Self-Inquiry Meditation – Atma Vichara
Healing the Spirit
Everyone can heal, no matter what the state of physical state of health and the practice of meditation is one of the most valuable medicines. Some might say that that goal of meditation is already our natural state, so there is no need of effort to attain it, but without knowing that from direct experience, it may be just another thought in the mind. To truly know that state, which is our very nature, we need to plum the depths of our hearts and minds to uncover that gem of pure consciousness that is always shining from within. If we’re already in direct contact with this natural state, then we have no need for self-effort, but for those that are not aware, practice is a gift.
Regular Sadhana (practice)
In this form of Sadhana (practice) we can suggest to the mind that the goal of meditation is already in the palm of the hand, and that all we need to do is gently, and continuously redirect it back to that simple sense of being. At first, the mind will start to buck like a wild horse, but in time it will naturally settle down. If we try to force the mind, it will rebel even more. The tendency is to give up if the mind proves to be stubborn in its desire to run wild. But if the sadhana is continuous and preformed on a daily basis, we start to experience a deeper spaciousness, or gap, between the thoughts. That peace is like the blue sky behind the clouds. When we train our minds to become less distracted and carried away by the stories that play out in the mind, then the thoughts and emotions that they generate start to become more and more transparent, and less and less real.
In the Yoga Sutras, the sage Patanjali states that the control of the thought waves is Yoga or union with God or Self. As beginners, it is easy to think that we need to get in there and somehow and build a dam against the rushing river of thoughts. This can easily lead to disappointment if we fail in our efforts to stop the torrent of habitual thoughts that have etched groves in the mind and over the coarse of a lifetime. The trick here is in not trying to stop the thoughts through an intense assertion of willpower, but by consistently and patiently redirecting the attention back to the object of meditation. As we do this, we pay close attention to keeping our posture relaxed and free from tension as much as possible. I call this “relaxing the effort.” It’s like the Tai Chi master, always soft, and rooted, yet ready to respond in the moment. Patanjali also states that our meditation asana (seat or posture) should be sukha (happy) and sthiti (stable). Sukha suggests a soft, comfortable, open, and receptive posture, and sthiti conveys a stillness and freedom from distraction, not ridged or stiff, which blocks the flow of energy.

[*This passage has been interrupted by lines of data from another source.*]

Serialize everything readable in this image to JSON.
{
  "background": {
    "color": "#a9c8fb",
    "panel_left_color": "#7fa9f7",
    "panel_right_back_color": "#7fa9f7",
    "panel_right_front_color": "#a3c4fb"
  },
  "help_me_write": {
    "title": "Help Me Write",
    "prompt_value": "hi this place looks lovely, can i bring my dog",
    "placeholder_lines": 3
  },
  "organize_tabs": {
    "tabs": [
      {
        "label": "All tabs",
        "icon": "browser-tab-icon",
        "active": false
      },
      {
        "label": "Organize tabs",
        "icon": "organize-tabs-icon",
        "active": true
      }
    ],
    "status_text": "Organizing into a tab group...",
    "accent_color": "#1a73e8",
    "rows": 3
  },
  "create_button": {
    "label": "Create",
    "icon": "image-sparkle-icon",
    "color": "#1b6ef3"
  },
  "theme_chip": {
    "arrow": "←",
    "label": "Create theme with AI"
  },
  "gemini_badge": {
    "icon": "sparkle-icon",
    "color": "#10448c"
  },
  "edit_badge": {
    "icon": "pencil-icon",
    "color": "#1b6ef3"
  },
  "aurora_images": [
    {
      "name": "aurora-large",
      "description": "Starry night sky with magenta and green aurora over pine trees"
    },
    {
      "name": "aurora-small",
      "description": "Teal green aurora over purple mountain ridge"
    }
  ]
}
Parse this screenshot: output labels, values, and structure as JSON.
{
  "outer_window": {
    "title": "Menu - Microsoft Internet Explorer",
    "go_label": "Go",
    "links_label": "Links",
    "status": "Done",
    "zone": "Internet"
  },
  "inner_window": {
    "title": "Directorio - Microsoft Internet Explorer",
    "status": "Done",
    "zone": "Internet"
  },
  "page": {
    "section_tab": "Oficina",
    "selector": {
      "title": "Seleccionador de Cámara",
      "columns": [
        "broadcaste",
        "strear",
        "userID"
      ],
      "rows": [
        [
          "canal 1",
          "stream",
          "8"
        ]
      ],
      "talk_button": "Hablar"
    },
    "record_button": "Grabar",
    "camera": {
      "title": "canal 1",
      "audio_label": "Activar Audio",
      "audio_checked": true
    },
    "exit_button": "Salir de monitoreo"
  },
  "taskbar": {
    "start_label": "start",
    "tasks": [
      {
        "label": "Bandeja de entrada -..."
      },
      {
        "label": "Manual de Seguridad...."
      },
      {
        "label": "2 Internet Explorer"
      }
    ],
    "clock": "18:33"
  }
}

When we bring ourselves to sitting practice, we do so with a knowing that we are immediately entering into direct and full contact with ourselves, at once human and divine. We may at times peak through the vial of heaven, and at other times plumb the depths of the underworld like a yogic shaman, coming into direct contact with all the debris that lays just below the surface of the mind and all the radiance that shines from our soul.
We may look upon saints and yogis and think, “I want to be at peace like they are.” We may try to emulate their ways, and mold ourselves in their image, but it is important to also remember that all the great yogis have had to sit in the inner cave of the heart and make peace with themselves and the memories, both pleasant and painful, that lay in the mind. In essence, they have had to accept life as it is and to forgive themselves and others, before they could truly let it go. This letting go is a beautiful moment of loving ourselves to the core. Yogis have had their nose put to this proverbial grindstone. The very nature of tapas, or austerity, is to crate heat, or friction, that brings forth, the Agni, or spiritual fire, that ultimately transforms us like the alchemist touchstone.
Self-Inquiry and Self-Surrender
For Atma Vichara, and other forms of meditation, the object that most appeals to the mind, and represents the divine can be chosen. With one pointed practice, the object, either mental or physical, will shine forth in the mind. Eventually, the mind will begin to dissolve into the object. This state is expressed in the age-old saying, “I Am That I Am, or “I and my father are One.”
The great sage Ramana Maharishi frequently taught that the one irrefutable truth is that we all have the sense of “I” and feel that “I” exist. We may not know how we came to exist, or why, but we are all here experiencing this life. This I-sense can be felt within as a vibration of pure beingness, or gently reflected upon when the mind moves outward into a distracted state. As the mind starts to follow the thoughts we can say mentally ”I”, or “I Am,” and then return to the awareness of the pure I-sense. With practice, this “I” will become all that we are aware of, and all that forms around this I-sense will fall away, leaving only the “I.” When the mind is further purify by the light of pure consciousness, the “I” thought too drops away and the self abides in the Self. This dropping or self-surrendering is not a forced or contrived event, but a natural process. Ultimately, it doesn’t matter whether a chosen object is of a personal or impersonal nature, the same self-surrender is needed, and the goal of both is the same. One can choose an object that best suits his or her individual nature or chosen ideal of God or Spirit. Devotion is within the effort and earnestness to drop into Gods Abyss.